“We want there to be global learning on both sides of the spectrum,” Khosla says of the Video Pen Pal Program. “A problem many American students face is that, when they are 15 or 16, they just don’t know enough about the world that isn’t America.” Low-income students in developing countries face a similar problem, he says. “We want to give students in the developing world, who otherwise would not have seen a white face in their lives, the opportunity to interact with outside populations.”
He continues, “By giving students access to cultural interaction, they will know the world is incredibly diverse … there are kids who have different customs, rituals, and ways of thinking, but they also want to play, they also want to not do homework, and they also want Saturdays off.”
Khosla says one of his favorite examples of this cultural interaction was when students in Detroit were trying to explain Halloween to students in New Delhi. The New Delhi students, in turn, were trying to explain Diwali, which, Khosla says, is “an Indian festival of lights where you explode a lot of firecrackers.”
“The Indian kids for the life of them could not understand why someone would voluntarily want to be scared at night,” he says. “The kids in Detroit were blown away because they were like, ‘How does somebody other than the city blow up fireworks for you?’ These interactions humanize the American audience with the Indian kids and the Indian audience with the American kids.”
Growing LumenEd through Kickstarter
As the school year draws to an end and four of five members of team LumenEd—including Henry Harboe ’15, an economics major who joined the group in November 2013—prepare for graduation, they are working toward two primary goals: product improvement and expansion.
In regards to product, the team plans to replace Raspberry PI with an Android-based platform that will be easier for teachers to use. And for expansion, Khosla says the target for the 2015-2016 school year is 100 classrooms, 50 in New Delhi and 50 in various cities throughout the U.S. including New York and Chicago. A total of eleven classrooms (six in New Delhi and five in the U.S.) are already using the Bright Orange Box. LumenEd is also expanding its reach into Ghana and Senegal, Africa, with help from the NGOs Hope for Ghana and the SEED Project.
To help reach these goals, LumenEd hopes to raise $40,000 on Kickstarter. The team has until 8:54 a.m. on Sunday, April 26, to raise the sum. As with all Kickstarter projects, the LumenEd project must reach its minimum goal by this time in order to receive any funding.

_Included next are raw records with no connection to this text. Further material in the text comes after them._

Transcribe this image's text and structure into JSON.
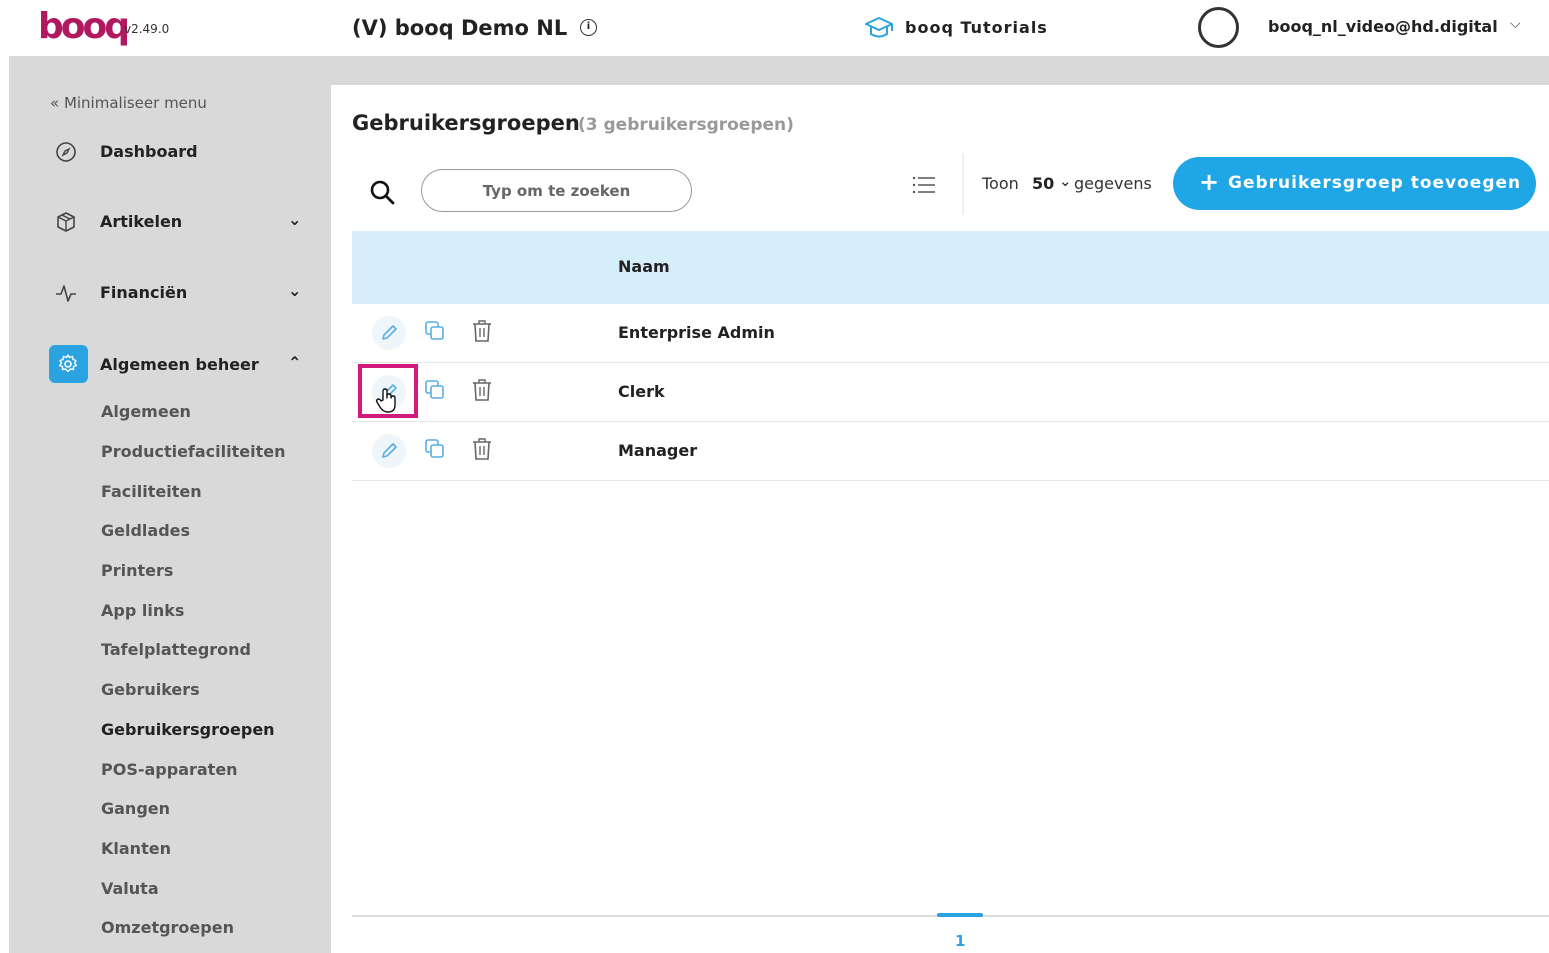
{
  "header": {
    "logo": "booq",
    "version": "v2.49.0",
    "venue": "(V) booq Demo NL",
    "info_icon": "info-circle-icon",
    "tutorials": "booq Tutorials",
    "tutorials_icon": "graduation-cap-icon",
    "user_email": "booq_nl_video@hd.digital",
    "accent": "#b0195f"
  },
  "sidebar": {
    "minimize_label": "« Minimaliseer menu",
    "main_items": [
      {
        "label": "Dashboard",
        "icon": "dashboard-icon"
      },
      {
        "label": "Artikelen",
        "icon": "box-icon"
      },
      {
        "label": "Financiën",
        "icon": "pulse-icon"
      },
      {
        "label": "Algemeen beheer",
        "icon": "gear-icon"
      }
    ],
    "sub_items": [
      "Algemeen",
      "Productiefaciliteiten",
      "Faciliteiten",
      "Geldlades",
      "Printers",
      "App links",
      "Tafelplattegrond",
      "Gebruikers",
      "Gebruikersgroepen",
      "POS-apparaten",
      "Gangen",
      "Klanten",
      "Valuta",
      "Omzetgroepen"
    ],
    "current": "Gebruikersgroepen",
    "active_color": "#2ba3e0"
  },
  "main": {
    "title": "Gebruikersgroepen",
    "count": "(3 gebruikersgroepen)",
    "search_placeholder": "Typ om te zoeken",
    "toon_label": "Toon",
    "toon_value": "50",
    "gegevens_label": "gegevens",
    "add_button_plus": "+",
    "add_button_label": "Gebruikersgroep toevoegen",
    "button_color": "#1ea6e6",
    "table": {
      "header_name": "Naam",
      "rows": [
        {
          "name": "Enterprise Admin"
        },
        {
          "name": "Clerk"
        },
        {
          "name": "Manager"
        }
      ]
    },
    "pagination": {
      "current": "1"
    },
    "highlight_color": "#d21a7d"
  }
}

“There has never been a solution before that has brought global learning and the possibility of accessing educational resources to classrooms that don’t have internet or electricity. We’re giving teachers a fantastic teaching aid and the opportunity to explore populations students wouldn’t have otherwise gotten the chance to,” Khosla says. “If you’re thinking of giving money to us, stop thinking and do it.”
If LumenEd does not reach its $40,000 funding goal, Khosla says the team will continue with its work on a smaller scale. “If we don’t get kickstarter funding, we’ll develop a stripped down version of Bright Orange Box, similar to the one we built in New Delhi over the summer. We’ll focus our efforts almost completely on the Pen Pal Program, making sure the American teachers and the Indian teachers are having a culturally vibrant and interactive exchange of ideas and videos and that their kids are happy,” he says. “That only requires time, and being 20, 21, and 22-years-old, time is a resource we have. Right now we have the advantage of subsisting on Ramen and very little sleep.”
He continues, “These are some of the craziest, most hardworking guys. These guys have spent 11-hour days in a dingy office in New Delhi for a period of three months putting these boxes together by hand. We have too much momentum not to go forward.”